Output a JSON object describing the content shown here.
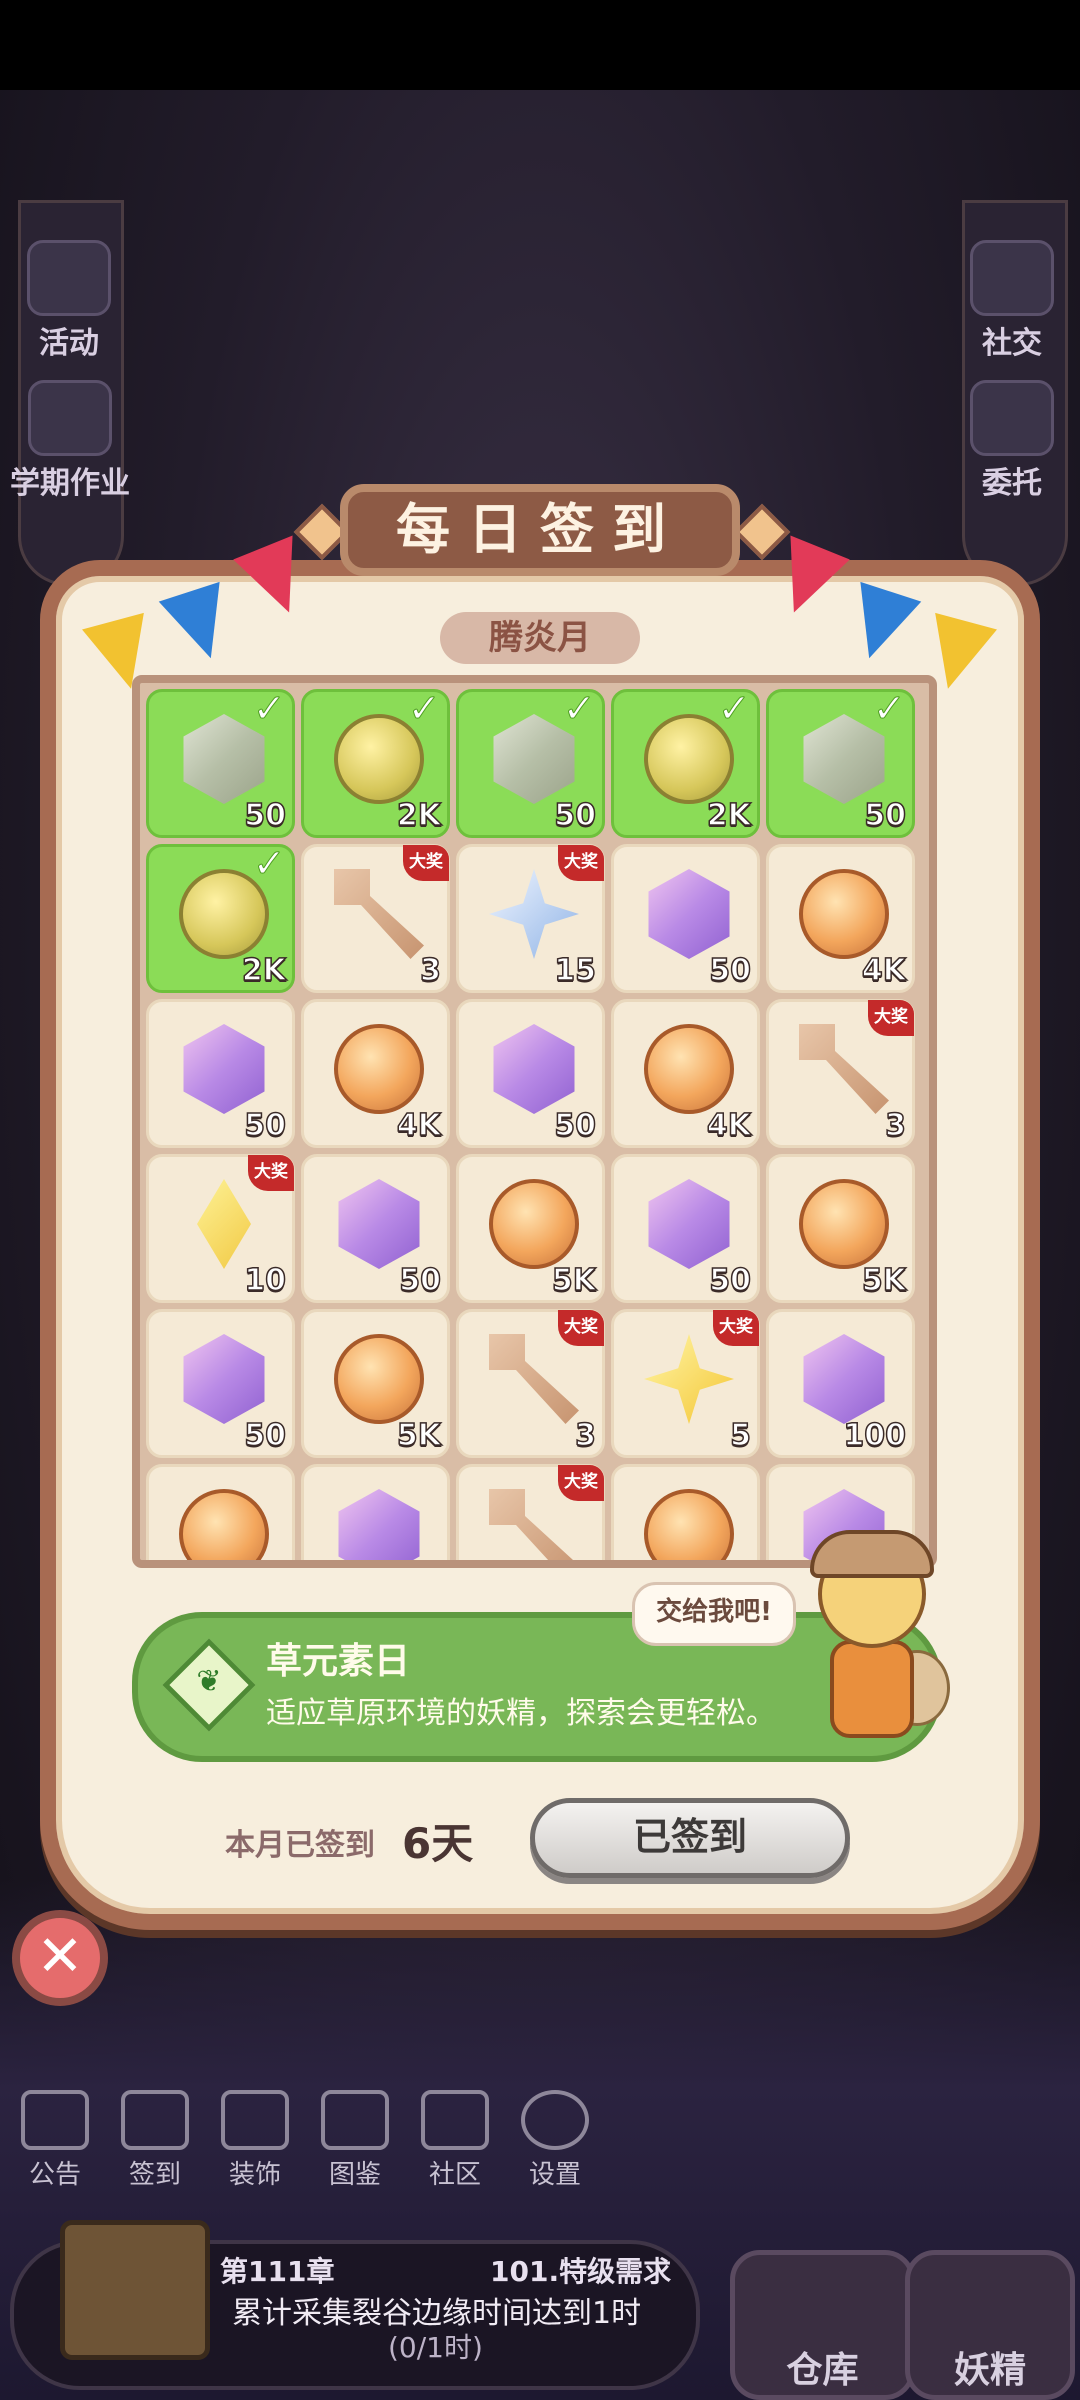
{
  "title": "每日签到",
  "month": "腾炎月",
  "side_left": [
    "活动",
    "学期作业"
  ],
  "side_right": [
    "社交",
    "委托"
  ],
  "grid": [
    {
      "qty": "50",
      "claimed": true,
      "item": "gem",
      "big": false
    },
    {
      "qty": "2K",
      "claimed": true,
      "item": "coin",
      "big": false
    },
    {
      "qty": "50",
      "claimed": true,
      "item": "gem",
      "big": false
    },
    {
      "qty": "2K",
      "claimed": true,
      "item": "coin",
      "big": false
    },
    {
      "qty": "50",
      "claimed": true,
      "item": "gem",
      "big": false
    },
    {
      "qty": "2K",
      "claimed": true,
      "item": "coin",
      "big": false
    },
    {
      "qty": "3",
      "claimed": false,
      "item": "key",
      "big": true
    },
    {
      "qty": "15",
      "claimed": false,
      "item": "star-blue",
      "big": true
    },
    {
      "qty": "50",
      "claimed": false,
      "item": "gem",
      "big": false
    },
    {
      "qty": "4K",
      "claimed": false,
      "item": "coin",
      "big": false
    },
    {
      "qty": "50",
      "claimed": false,
      "item": "gem",
      "big": false
    },
    {
      "qty": "4K",
      "claimed": false,
      "item": "coin",
      "big": false
    },
    {
      "qty": "50",
      "claimed": false,
      "item": "gem",
      "big": false
    },
    {
      "qty": "4K",
      "claimed": false,
      "item": "coin",
      "big": false
    },
    {
      "qty": "3",
      "claimed": false,
      "item": "key",
      "big": true
    },
    {
      "qty": "10",
      "claimed": false,
      "item": "diamond-yellow",
      "big": true
    },
    {
      "qty": "50",
      "claimed": false,
      "item": "gem",
      "big": false
    },
    {
      "qty": "5K",
      "claimed": false,
      "item": "coin",
      "big": false
    },
    {
      "qty": "50",
      "claimed": false,
      "item": "gem",
      "big": false
    },
    {
      "qty": "5K",
      "claimed": false,
      "item": "coin",
      "big": false
    },
    {
      "qty": "50",
      "claimed": false,
      "item": "gem",
      "big": false
    },
    {
      "qty": "5K",
      "claimed": false,
      "item": "coin",
      "big": false
    },
    {
      "qty": "3",
      "claimed": false,
      "item": "key",
      "big": true
    },
    {
      "qty": "5",
      "claimed": false,
      "item": "star-yellow",
      "big": true
    },
    {
      "qty": "100",
      "claimed": false,
      "item": "gem",
      "big": false
    },
    {
      "qty": "",
      "claimed": false,
      "item": "coin",
      "big": false
    },
    {
      "qty": "",
      "claimed": false,
      "item": "gem",
      "big": false
    },
    {
      "qty": "",
      "claimed": false,
      "item": "key",
      "big": true
    },
    {
      "qty": "",
      "claimed": false,
      "item": "coin",
      "big": false
    },
    {
      "qty": "",
      "claimed": false,
      "item": "gem",
      "big": false
    }
  ],
  "big_prize_label": "大奖",
  "check_mark": "✓",
  "banner": {
    "title": "草元素日",
    "desc": "适应草原环境的妖精，探索会更轻松。",
    "speech": "交给我吧!",
    "icon": "sprout-icon"
  },
  "footer": {
    "signed_label": "本月已签到",
    "signed_count": "6天",
    "button": "已签到"
  },
  "close_symbol": "✕",
  "bottom_nav": [
    "公告",
    "签到",
    "装饰",
    "图鉴",
    "社区",
    "设置"
  ],
  "quest": {
    "chapter": "第111章",
    "title": "101.特级需求",
    "desc": "累计采集裂谷边缘时间达到1时",
    "progress": "(0/1时)"
  },
  "big_buttons": [
    "仓库",
    "妖精"
  ],
  "colors": {
    "claimed": "#8bdc57",
    "panel": "#f7eedd",
    "frame": "#a76b52",
    "banner": "#79b757",
    "big_prize": "#c42a2a"
  }
}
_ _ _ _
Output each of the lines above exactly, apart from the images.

Output a JSON object describing the content shown here.
{
  "title": "每日签到",
  "month": "腾炎月",
  "side_left": [
    "活动",
    "学期作业"
  ],
  "side_right": [
    "社交",
    "委托"
  ],
  "grid": [
    {
      "qty": "50",
      "claimed": true,
      "item": "gem",
      "big": false
    },
    {
      "qty": "2K",
      "claimed": true,
      "item": "coin",
      "big": false
    },
    {
      "qty": "50",
      "claimed": true,
      "item": "gem",
      "big": false
    },
    {
      "qty": "2K",
      "claimed": true,
      "item": "coin",
      "big": false
    },
    {
      "qty": "50",
      "claimed": true,
      "item": "gem",
      "big": false
    },
    {
      "qty": "2K",
      "claimed": true,
      "item": "coin",
      "big": false
    },
    {
      "qty": "3",
      "claimed": false,
      "item": "key",
      "big": true
    },
    {
      "qty": "15",
      "claimed": false,
      "item": "star-blue",
      "big": true
    },
    {
      "qty": "50",
      "claimed": false,
      "item": "gem",
      "big": false
    },
    {
      "qty": "4K",
      "claimed": false,
      "item": "coin",
      "big": false
    },
    {
      "qty": "50",
      "claimed": false,
      "item": "gem",
      "big": false
    },
    {
      "qty": "4K",
      "claimed": false,
      "item": "coin",
      "big": false
    },
    {
      "qty": "50",
      "claimed": false,
      "item": "gem",
      "big": false
    },
    {
      "qty": "4K",
      "claimed": false,
      "item": "coin",
      "big": false
    },
    {
      "qty": "3",
      "claimed": false,
      "item": "key",
      "big": true
    },
    {
      "qty": "10",
      "claimed": false,
      "item": "diamond-yellow",
      "big": true
    },
    {
      "qty": "50",
      "claimed": false,
      "item": "gem",
      "big": false
    },
    {
      "qty": "5K",
      "claimed": false,
      "item": "coin",
      "big": false
    },
    {
      "qty": "50",
      "claimed": false,
      "item": "gem",
      "big": false
    },
    {
      "qty": "5K",
      "claimed": false,
      "item": "coin",
      "big": false
    },
    {
      "qty": "50",
      "claimed": false,
      "item": "gem",
      "big": false
    },
    {
      "qty": "5K",
      "claimed": false,
      "item": "coin",
      "big": false
    },
    {
      "qty": "3",
      "claimed": false,
      "item": "key",
      "big": true
    },
    {
      "qty": "5",
      "claimed": false,
      "item": "star-yellow",
      "big": true
    },
    {
      "qty": "100",
      "claimed": false,
      "item": "gem",
      "big": false
    },
    {
      "qty": "",
      "claimed": false,
      "item": "coin",
      "big": false
    },
    {
      "qty": "",
      "claimed": false,
      "item": "gem",
      "big": false
    },
    {
      "qty": "",
      "claimed": false,
      "item": "key",
      "big": true
    },
    {
      "qty": "",
      "claimed": false,
      "item": "coin",
      "big": false
    },
    {
      "qty": "",
      "claimed": false,
      "item": "gem",
      "big": false
    }
  ],
  "big_prize_label": "大奖",
  "check_mark": "✓",
  "banner": {
    "title": "草元素日",
    "desc": "适应草原环境的妖精，探索会更轻松。",
    "speech": "交给我吧!",
    "icon": "sprout-icon"
  },
  "footer": {
    "signed_label": "本月已签到",
    "signed_count": "6天",
    "button": "已签到"
  },
  "close_symbol": "✕",
  "bottom_nav": [
    "公告",
    "签到",
    "装饰",
    "图鉴",
    "社区",
    "设置"
  ],
  "quest": {
    "chapter": "第111章",
    "title": "101.特级需求",
    "desc": "累计采集裂谷边缘时间达到1时",
    "progress": "(0/1时)"
  },
  "big_buttons": [
    "仓库",
    "妖精"
  ],
  "colors": {
    "claimed": "#8bdc57",
    "panel": "#f7eedd",
    "frame": "#a76b52",
    "banner": "#79b757",
    "big_prize": "#c42a2a"
  }
}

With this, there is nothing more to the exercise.